Bonding with a new baby is critical. But when the baby’s bond with the mother is very strong, dads may feel as if they are less important in the baby’s life.
Jade Elliott spoke with Dr. Neal Davis, pediatrician and medical director of pediatric community-based care for Intermountain Healthcare, on this episode of the Baby Your Baby Podcast. Dr. Davis said a dad’s interaction with newborns and children as they grow up is critical in child development.
The strongest bonds start with a father’s interactions with the mother, Dr. Davis said.
“This cannot be overstated: The most fundamental way that dads can create that early bond with their babies is to be a supportive, healthy partner for the mother,” he said. “The relationship with the mother over time is connected to a dad’s ability to engage positively with the child.”
Data show that dads bring a different approach to interactions, from their voices to their choices of play, that help babies develop and grow, Dr. Davis said.
Yet some dads encounter barriers to engaging with their child. Mental wellness can be a challenge, be it depression – experienced before or after the birth of a child – lack of sleep, or financial stresses.

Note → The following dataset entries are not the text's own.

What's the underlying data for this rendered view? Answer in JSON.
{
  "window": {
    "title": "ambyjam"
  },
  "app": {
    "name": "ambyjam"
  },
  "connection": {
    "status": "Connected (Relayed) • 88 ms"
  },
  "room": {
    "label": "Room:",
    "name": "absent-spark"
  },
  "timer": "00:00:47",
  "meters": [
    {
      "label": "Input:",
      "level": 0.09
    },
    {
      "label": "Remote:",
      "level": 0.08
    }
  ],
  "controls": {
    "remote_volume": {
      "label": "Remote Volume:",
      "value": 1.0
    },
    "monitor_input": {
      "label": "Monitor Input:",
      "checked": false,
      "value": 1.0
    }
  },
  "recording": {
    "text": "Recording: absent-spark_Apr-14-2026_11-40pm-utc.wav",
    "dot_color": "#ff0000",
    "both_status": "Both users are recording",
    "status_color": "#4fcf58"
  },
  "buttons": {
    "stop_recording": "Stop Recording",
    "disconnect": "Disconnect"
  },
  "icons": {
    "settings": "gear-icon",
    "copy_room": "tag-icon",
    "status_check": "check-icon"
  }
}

Some infants and toddlers may cry if they’re not with their mother, which can be discouraging.
It’s important to recognize that children go through different phases and attachments, Dr. Davis said. “Dads staying engaged, nurturing, and active with children matters, because phases and attachments change.”
Dr. Davis provides these tips to help new dads bond with baby:
-Put the phone down! Texting, talking, or scrolling disrupts meaningful interactions with children.
-Go outside, take a walk, and explore the bigger world together. Look at trees, smell flowers, sit on the grass. This could ease the initial emotional reaction of the child’s attachment to mom.
-Attend well-child and medical appointments.
-Understand the child’s development phases, and be flexible. For young children, dads can make funny faces, animal sounds, or sing; turn on music and dance; wrestle or play chase.
-Read books together. This could mean finding a tiger in a picture book, roaring together and chasing each other around like tigers.
-Be patient, be engaged and be yourself.
“Dads are different than moms, they’re going to parent differently than moms, and that can be very good for the child to pick up on nuances from a different parent,” Dr. Davis said. “There are no perfect parents, and we’re all trying and engaging with children the best that we can. Just keep on going.”
Click here to listen to our dads and postpartum depression podcast mentioned in this episode.
The Baby Your Baby program provides many resources for all pregnant women and new moms in Utah. There is also expert advice from the Utah Department of Health and Intermountain Healthcare that air each week on KUTV 2News.